All lines in the entries below that hold "image" make up the answer.

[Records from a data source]
■ ■ ■

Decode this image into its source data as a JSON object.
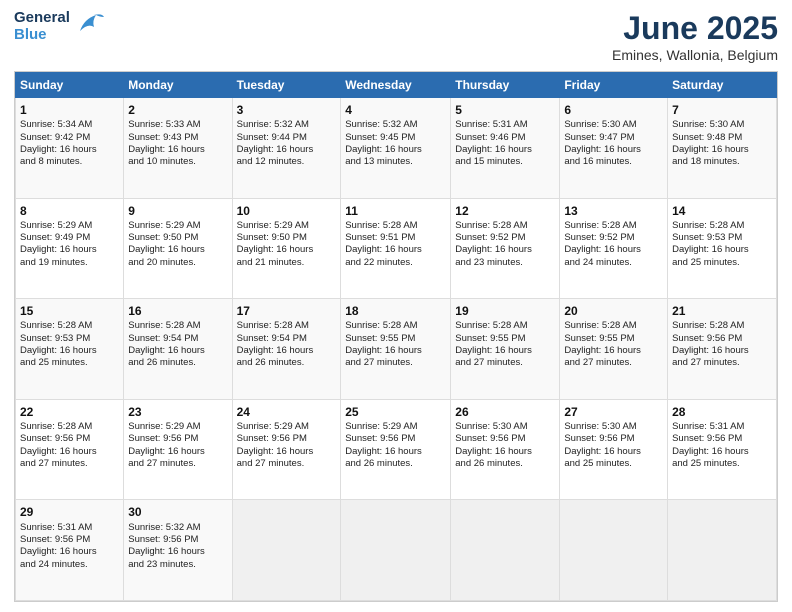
{
  "header": {
    "logo_line1": "General",
    "logo_line2": "Blue",
    "title": "June 2025",
    "subtitle": "Emines, Wallonia, Belgium"
  },
  "days_of_week": [
    "Sunday",
    "Monday",
    "Tuesday",
    "Wednesday",
    "Thursday",
    "Friday",
    "Saturday"
  ],
  "weeks": [
    [
      {
        "day": "1",
        "info": "Sunrise: 5:34 AM\nSunset: 9:42 PM\nDaylight: 16 hours\nand 8 minutes."
      },
      {
        "day": "2",
        "info": "Sunrise: 5:33 AM\nSunset: 9:43 PM\nDaylight: 16 hours\nand 10 minutes."
      },
      {
        "day": "3",
        "info": "Sunrise: 5:32 AM\nSunset: 9:44 PM\nDaylight: 16 hours\nand 12 minutes."
      },
      {
        "day": "4",
        "info": "Sunrise: 5:32 AM\nSunset: 9:45 PM\nDaylight: 16 hours\nand 13 minutes."
      },
      {
        "day": "5",
        "info": "Sunrise: 5:31 AM\nSunset: 9:46 PM\nDaylight: 16 hours\nand 15 minutes."
      },
      {
        "day": "6",
        "info": "Sunrise: 5:30 AM\nSunset: 9:47 PM\nDaylight: 16 hours\nand 16 minutes."
      },
      {
        "day": "7",
        "info": "Sunrise: 5:30 AM\nSunset: 9:48 PM\nDaylight: 16 hours\nand 18 minutes."
      }
    ],
    [
      {
        "day": "8",
        "info": "Sunrise: 5:29 AM\nSunset: 9:49 PM\nDaylight: 16 hours\nand 19 minutes."
      },
      {
        "day": "9",
        "info": "Sunrise: 5:29 AM\nSunset: 9:50 PM\nDaylight: 16 hours\nand 20 minutes."
      },
      {
        "day": "10",
        "info": "Sunrise: 5:29 AM\nSunset: 9:50 PM\nDaylight: 16 hours\nand 21 minutes."
      },
      {
        "day": "11",
        "info": "Sunrise: 5:28 AM\nSunset: 9:51 PM\nDaylight: 16 hours\nand 22 minutes."
      },
      {
        "day": "12",
        "info": "Sunrise: 5:28 AM\nSunset: 9:52 PM\nDaylight: 16 hours\nand 23 minutes."
      },
      {
        "day": "13",
        "info": "Sunrise: 5:28 AM\nSunset: 9:52 PM\nDaylight: 16 hours\nand 24 minutes."
      },
      {
        "day": "14",
        "info": "Sunrise: 5:28 AM\nSunset: 9:53 PM\nDaylight: 16 hours\nand 25 minutes."
      }
    ],
    [
      {
        "day": "15",
        "info": "Sunrise: 5:28 AM\nSunset: 9:53 PM\nDaylight: 16 hours\nand 25 minutes."
      },
      {
        "day": "16",
        "info": "Sunrise: 5:28 AM\nSunset: 9:54 PM\nDaylight: 16 hours\nand 26 minutes."
      },
      {
        "day": "17",
        "info": "Sunrise: 5:28 AM\nSunset: 9:54 PM\nDaylight: 16 hours\nand 26 minutes."
      },
      {
        "day": "18",
        "info": "Sunrise: 5:28 AM\nSunset: 9:55 PM\nDaylight: 16 hours\nand 27 minutes."
      },
      {
        "day": "19",
        "info": "Sunrise: 5:28 AM\nSunset: 9:55 PM\nDaylight: 16 hours\nand 27 minutes."
      },
      {
        "day": "20",
        "info": "Sunrise: 5:28 AM\nSunset: 9:55 PM\nDaylight: 16 hours\nand 27 minutes."
      },
      {
        "day": "21",
        "info": "Sunrise: 5:28 AM\nSunset: 9:56 PM\nDaylight: 16 hours\nand 27 minutes."
      }
    ],
    [
      {
        "day": "22",
        "info": "Sunrise: 5:28 AM\nSunset: 9:56 PM\nDaylight: 16 hours\nand 27 minutes."
      },
      {
        "day": "23",
        "info": "Sunrise: 5:29 AM\nSunset: 9:56 PM\nDaylight: 16 hours\nand 27 minutes."
      },
      {
        "day": "24",
        "info": "Sunrise: 5:29 AM\nSunset: 9:56 PM\nDaylight: 16 hours\nand 27 minutes."
      },
      {
        "day": "25",
        "info": "Sunrise: 5:29 AM\nSunset: 9:56 PM\nDaylight: 16 hours\nand 26 minutes."
      },
      {
        "day": "26",
        "info": "Sunrise: 5:30 AM\nSunset: 9:56 PM\nDaylight: 16 hours\nand 26 minutes."
      },
      {
        "day": "27",
        "info": "Sunrise: 5:30 AM\nSunset: 9:56 PM\nDaylight: 16 hours\nand 25 minutes."
      },
      {
        "day": "28",
        "info": "Sunrise: 5:31 AM\nSunset: 9:56 PM\nDaylight: 16 hours\nand 25 minutes."
      }
    ],
    [
      {
        "day": "29",
        "info": "Sunrise: 5:31 AM\nSunset: 9:56 PM\nDaylight: 16 hours\nand 24 minutes."
      },
      {
        "day": "30",
        "info": "Sunrise: 5:32 AM\nSunset: 9:56 PM\nDaylight: 16 hours\nand 23 minutes."
      },
      {
        "day": "",
        "info": ""
      },
      {
        "day": "",
        "info": ""
      },
      {
        "day": "",
        "info": ""
      },
      {
        "day": "",
        "info": ""
      },
      {
        "day": "",
        "info": ""
      }
    ]
  ]
}
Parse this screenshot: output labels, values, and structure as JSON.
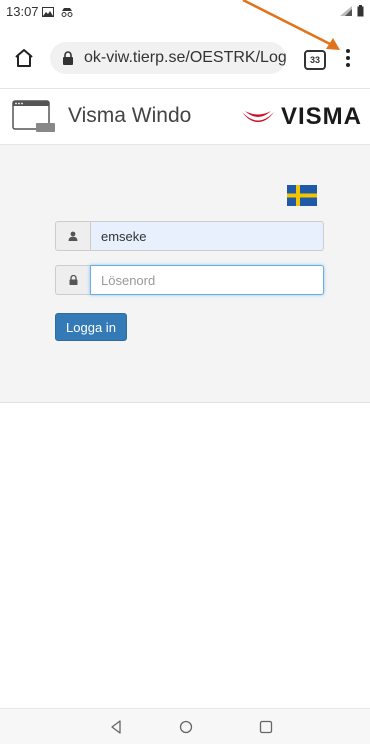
{
  "status_bar": {
    "time": "13:07"
  },
  "browser": {
    "url": "ok-viw.tierp.se/OESTRK/Logi",
    "tab_count": "33"
  },
  "app": {
    "title": "Visma Windo",
    "logo_badge": "",
    "brand": "VISMA"
  },
  "login": {
    "username_value": "emseke",
    "password_placeholder": "Lösenord",
    "submit_label": "Logga in",
    "language": "Swedish"
  },
  "colors": {
    "primary_button": "#337ab7",
    "annotation_arrow": "#e0741d",
    "visma_red": "#d0102b"
  }
}
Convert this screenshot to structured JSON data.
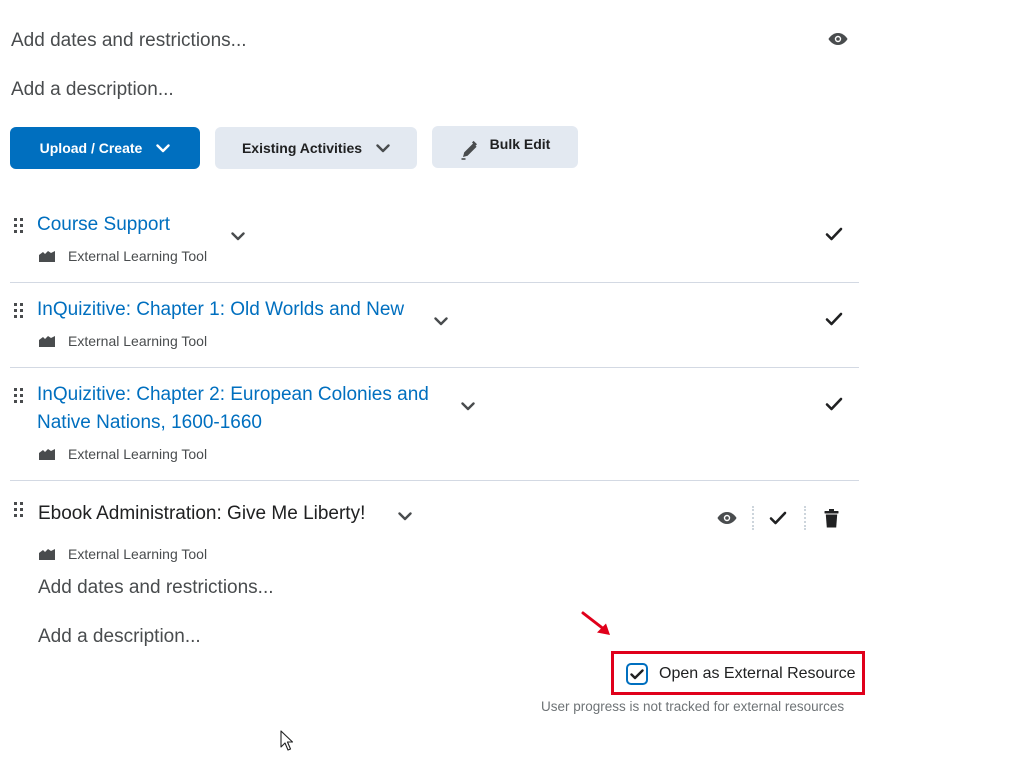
{
  "module": {
    "dates_link": "Add dates and restrictions...",
    "description_link": "Add a description..."
  },
  "toolbar": {
    "upload_create_label": "Upload / Create",
    "existing_activities_label": "Existing Activities",
    "bulk_edit_label": "Bulk Edit"
  },
  "items": [
    {
      "title": "Course Support",
      "type": "External Learning Tool"
    },
    {
      "title": "InQuizitive: Chapter 1: Old Worlds and New",
      "type": "External Learning Tool"
    },
    {
      "title_line1": "InQuizitive: Chapter 2: European Colonies and",
      "title_line2": "Native Nations, 1600-1660",
      "type": "External Learning Tool"
    },
    {
      "title": "Ebook Administration: Give Me Liberty!",
      "type": "External Learning Tool"
    }
  ],
  "expanded": {
    "dates_link": "Add dates and restrictions...",
    "description_link": "Add a description...",
    "external_resource_label": "Open as External Resource",
    "external_resource_checked": true,
    "external_resource_note": "User progress is not tracked for external resources"
  },
  "icons": {
    "visibility": "eye-icon",
    "complete": "checkmark-icon",
    "dropdown": "chevron-down-icon",
    "drag": "drag-handle-icon",
    "tool": "external-tool-icon",
    "delete": "trash-icon",
    "bulk_edit": "pencil-icon",
    "annotation": "red-arrow-icon",
    "cursor": "mouse-cursor-icon"
  },
  "colors": {
    "link_blue": "#006fbf",
    "primary_button": "#006fbf",
    "secondary_button": "#e3e9f1",
    "highlight_red": "#e0001b"
  }
}
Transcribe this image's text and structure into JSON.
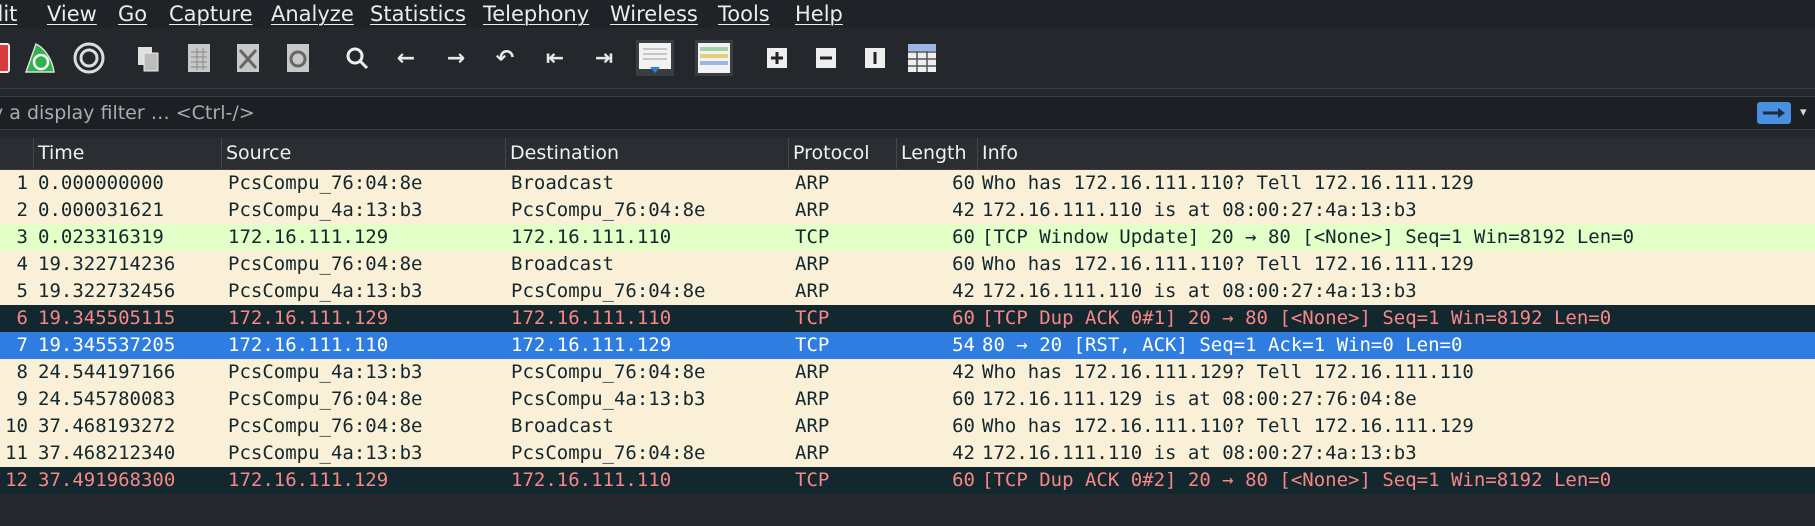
{
  "menu": [
    "dit",
    "View",
    "Go",
    "Capture",
    "Analyze",
    "Statistics",
    "Telephony",
    "Wireless",
    "Tools",
    "Help"
  ],
  "filter": {
    "placeholder": "y a display filter … <Ctrl-/>"
  },
  "columns": {
    "time": "Time",
    "source": "Source",
    "destination": "Destination",
    "protocol": "Protocol",
    "length": "Length",
    "info": "Info"
  },
  "colors": {
    "arp_bg": "#faf0d7",
    "arp_fg": "#12272e",
    "tcp_bg": "#e7e6ff",
    "tcp_green_bg": "#e4ffc7",
    "dup_bg": "#12272e",
    "dup_fg": "#f78787",
    "selected_bg": "#2f7de1",
    "selected_fg": "#ffffff"
  },
  "packets": [
    {
      "no": "1",
      "time": "0.000000000",
      "source": "PcsCompu_76:04:8e",
      "destination": "Broadcast",
      "protocol": "ARP",
      "length": "60",
      "info": "Who has 172.16.111.110? Tell 172.16.111.129",
      "style": "arp"
    },
    {
      "no": "2",
      "time": "0.000031621",
      "source": "PcsCompu_4a:13:b3",
      "destination": "PcsCompu_76:04:8e",
      "protocol": "ARP",
      "length": "42",
      "info": "172.16.111.110 is at 08:00:27:4a:13:b3",
      "style": "arp"
    },
    {
      "no": "3",
      "time": "0.023316319",
      "source": "172.16.111.129",
      "destination": "172.16.111.110",
      "protocol": "TCP",
      "length": "60",
      "info": "[TCP Window Update] 20 → 80 [<None>] Seq=1 Win=8192 Len=0",
      "style": "tcpgreen"
    },
    {
      "no": "4",
      "time": "19.322714236",
      "source": "PcsCompu_76:04:8e",
      "destination": "Broadcast",
      "protocol": "ARP",
      "length": "60",
      "info": "Who has 172.16.111.110? Tell 172.16.111.129",
      "style": "arp"
    },
    {
      "no": "5",
      "time": "19.322732456",
      "source": "PcsCompu_4a:13:b3",
      "destination": "PcsCompu_76:04:8e",
      "protocol": "ARP",
      "length": "42",
      "info": "172.16.111.110 is at 08:00:27:4a:13:b3",
      "style": "arp"
    },
    {
      "no": "6",
      "time": "19.345505115",
      "source": "172.16.111.129",
      "destination": "172.16.111.110",
      "protocol": "TCP",
      "length": "60",
      "info": "[TCP Dup ACK 0#1] 20 → 80 [<None>] Seq=1 Win=8192 Len=0",
      "style": "dup"
    },
    {
      "no": "7",
      "time": "19.345537205",
      "source": "172.16.111.110",
      "destination": "172.16.111.129",
      "protocol": "TCP",
      "length": "54",
      "info": "80 → 20 [RST, ACK] Seq=1 Ack=1 Win=0 Len=0",
      "style": "selected"
    },
    {
      "no": "8",
      "time": "24.544197166",
      "source": "PcsCompu_4a:13:b3",
      "destination": "PcsCompu_76:04:8e",
      "protocol": "ARP",
      "length": "42",
      "info": "Who has 172.16.111.129? Tell 172.16.111.110",
      "style": "arp"
    },
    {
      "no": "9",
      "time": "24.545780083",
      "source": "PcsCompu_76:04:8e",
      "destination": "PcsCompu_4a:13:b3",
      "protocol": "ARP",
      "length": "60",
      "info": "172.16.111.129 is at 08:00:27:76:04:8e",
      "style": "arp"
    },
    {
      "no": "10",
      "time": "37.468193272",
      "source": "PcsCompu_76:04:8e",
      "destination": "Broadcast",
      "protocol": "ARP",
      "length": "60",
      "info": "Who has 172.16.111.110? Tell 172.16.111.129",
      "style": "arp"
    },
    {
      "no": "11",
      "time": "37.468212340",
      "source": "PcsCompu_4a:13:b3",
      "destination": "PcsCompu_76:04:8e",
      "protocol": "ARP",
      "length": "42",
      "info": "172.16.111.110 is at 08:00:27:4a:13:b3",
      "style": "arp"
    },
    {
      "no": "12",
      "time": "37.491968300",
      "source": "172.16.111.129",
      "destination": "172.16.111.110",
      "protocol": "TCP",
      "length": "60",
      "info": "[TCP Dup ACK 0#2] 20 → 80 [<None>] Seq=1 Win=8192 Len=0",
      "style": "dup"
    }
  ]
}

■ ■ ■

__THE COMPLETED TASK__:
Decode this image into its source data as a JSON object.
Transcribe this image's text and structure into JSON.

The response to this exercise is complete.